# Requirement:
Each line of the records below needs repeating exactly. Skip the pictures.

# Supplied data:
+ + + +

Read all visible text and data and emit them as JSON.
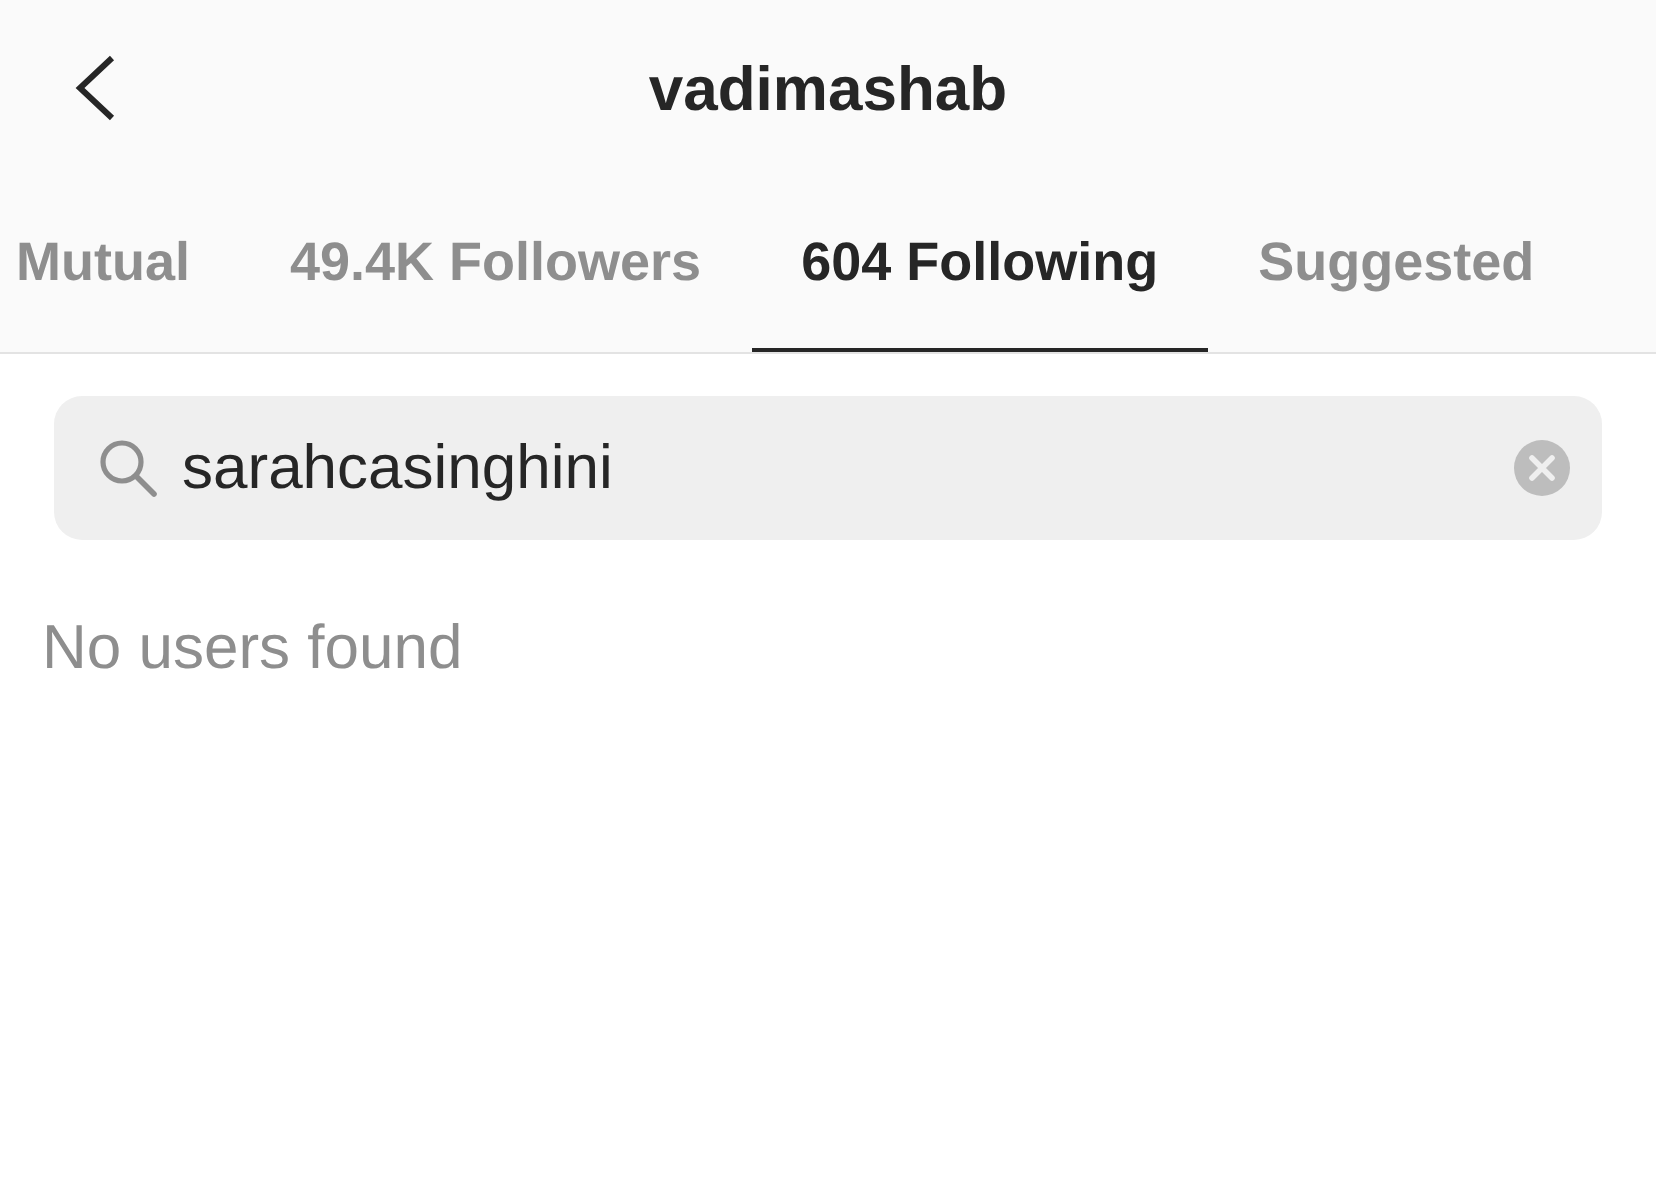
{
  "header": {
    "title": "vadimashab"
  },
  "tabs": [
    {
      "label": "Mutual",
      "selected": false
    },
    {
      "label": "49.4K Followers",
      "selected": false
    },
    {
      "label": "604 Following",
      "selected": true
    },
    {
      "label": "Suggested",
      "selected": false
    }
  ],
  "search": {
    "value": "sarahcasinghini"
  },
  "message": "No users found"
}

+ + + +

# Output for this exercise:
Read all visible text and data and emit them as JSON.
{
  "header": {
    "title": "vadimashab"
  },
  "tabs": [
    {
      "label": "Mutual",
      "selected": false
    },
    {
      "label": "49.4K Followers",
      "selected": false
    },
    {
      "label": "604 Following",
      "selected": true
    },
    {
      "label": "Suggested",
      "selected": false
    }
  ],
  "search": {
    "value": "sarahcasinghini"
  },
  "message": "No users found"
}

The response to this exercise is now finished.